The family organized a huge festival that attracted thousands of locals in a celebration of “Virtue.” These celebrations created such goodwill that the château was spared attack during the Revolution. For once, virtue was rewarded. The château didn’t get off as lightly in World War II when it was used as a German military hospital. Tanks hid from aerial surveillance among its mature trees. American bombs flattened part of the farm and refugees housed in the out-buildings after the war took their toll. The Elie de Beaumont family still owns the château and is consistently engaged in its restoration, including those interiors that I didn’t get to see…this time. Maybe in another ten years.
My recommendations for Honfleur, a charming town not far from Trouville-Deauville, are based on my most recent trip and one that I made seven years ago.
- Walk everywhere – Honfleur itself is the principal attraction. Stroll around the port! But don’t spend all your time in this heavily touristed area. Meander up and down its narrow streets. Take pictures of window boxes. If you get lost, don’t worry; head downhill to get back to the port.
- Le musée Eugène Boudin – Boudin, a friend of Monet, is credited as being the father of the open-air movement that marked the Impressionist movement. The museum has a decent permanent collection of Boudin’s works and hosts special exhibits. I missed the opening of the new one by just a couple of days (part of the Normandy-wide celebration of Impressionism). On the other hand, I’d skip the Satie museum. It certainly is surreal!
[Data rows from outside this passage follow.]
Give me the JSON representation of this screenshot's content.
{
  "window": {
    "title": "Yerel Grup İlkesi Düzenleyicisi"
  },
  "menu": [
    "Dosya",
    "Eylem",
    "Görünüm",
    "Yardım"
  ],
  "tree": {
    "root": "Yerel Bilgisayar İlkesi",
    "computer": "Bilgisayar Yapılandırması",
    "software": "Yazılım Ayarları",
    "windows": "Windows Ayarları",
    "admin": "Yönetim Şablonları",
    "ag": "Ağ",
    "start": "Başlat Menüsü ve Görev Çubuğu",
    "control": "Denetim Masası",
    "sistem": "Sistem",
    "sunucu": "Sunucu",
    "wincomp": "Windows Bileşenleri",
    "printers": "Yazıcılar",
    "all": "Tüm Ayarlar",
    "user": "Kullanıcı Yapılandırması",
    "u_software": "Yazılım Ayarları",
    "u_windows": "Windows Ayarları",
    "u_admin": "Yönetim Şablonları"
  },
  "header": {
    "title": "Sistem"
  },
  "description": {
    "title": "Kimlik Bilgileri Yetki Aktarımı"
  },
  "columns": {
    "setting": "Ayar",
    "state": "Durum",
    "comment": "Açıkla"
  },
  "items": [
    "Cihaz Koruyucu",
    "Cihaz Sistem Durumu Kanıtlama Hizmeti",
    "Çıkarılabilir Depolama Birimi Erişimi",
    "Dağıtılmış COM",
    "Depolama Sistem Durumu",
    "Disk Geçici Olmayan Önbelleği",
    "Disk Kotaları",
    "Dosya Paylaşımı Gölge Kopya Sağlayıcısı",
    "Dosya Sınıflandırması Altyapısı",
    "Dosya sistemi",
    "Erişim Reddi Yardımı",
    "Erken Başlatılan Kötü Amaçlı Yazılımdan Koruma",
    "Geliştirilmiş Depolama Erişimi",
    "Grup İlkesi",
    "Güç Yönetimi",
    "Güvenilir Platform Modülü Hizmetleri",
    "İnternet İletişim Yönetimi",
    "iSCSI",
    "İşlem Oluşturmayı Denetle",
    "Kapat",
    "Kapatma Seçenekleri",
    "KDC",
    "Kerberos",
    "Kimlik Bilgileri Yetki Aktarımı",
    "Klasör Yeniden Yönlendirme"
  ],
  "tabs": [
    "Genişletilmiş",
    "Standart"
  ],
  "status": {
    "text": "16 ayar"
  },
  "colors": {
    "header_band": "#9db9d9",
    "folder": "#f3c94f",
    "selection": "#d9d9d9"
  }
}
- La Tortue – I ate here both times I was in Honfleur, but the chef had changed, so that almost counts as being adventurous in my books. My meal was delicious and artfully presented both times I ate there. La Tortue (lah tor-tyue) means “the turtle” but there were no terrapins on the menu. (Fine with me!)
- Saint Catherine’s Church – If the interior of this wooden church reminds you of the hull of two boats lashed together, that’s because it was built by boat builders rather than ecclesiastical architects. One “hull” was built in the 15th century and the other a hundred years later. The bell tower is at a slight distance and you can mount to the top for an overview of the town.
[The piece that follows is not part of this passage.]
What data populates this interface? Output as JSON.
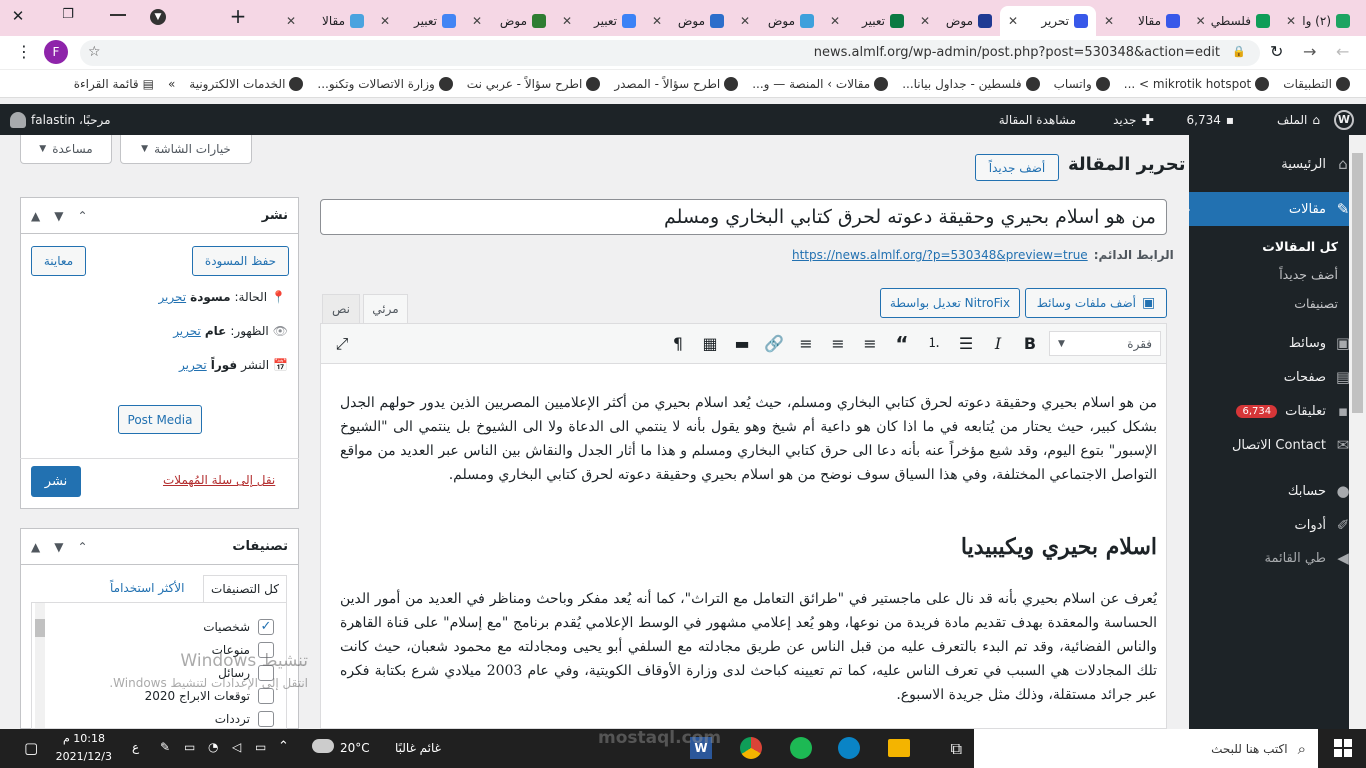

- Boat Tour – A 45-minute boat ride takes you under the stunning Normandy Bridge and gives a wonderful overview of the Seine estuary. Touristy, but worth it.
Because the holiday season was not yet fully underway during my recent trip to Trouville-Deauville, it seemed as though most of the shops and restaurants were closed when I arrived on a Monday afternoon. As I got closer to the weekend, more shutters were folded back and more options were available. One of those was a tiny, informal restaurant within view of the ocean. Les Affiches (layz a-feesh) means “the posters” (6 rue de Paris, Trouville) and its unprepossessing décor was some dog-eared posters.
There were seats for about twenty-five guests and I was lucky enough to snag one for lunch. I had probably the most delicious appetizer of my life – a mixture of tomatoes and melons, with chèvre “ice-cream” – followed by a delicious white fish. There is no fixed menu; it’s all based on what’s in the market. It was an exceptional lunch. When I walked by Les Affiches during the dinner hour, they had a sign out announcing that they were fully booked. I’m not surprised.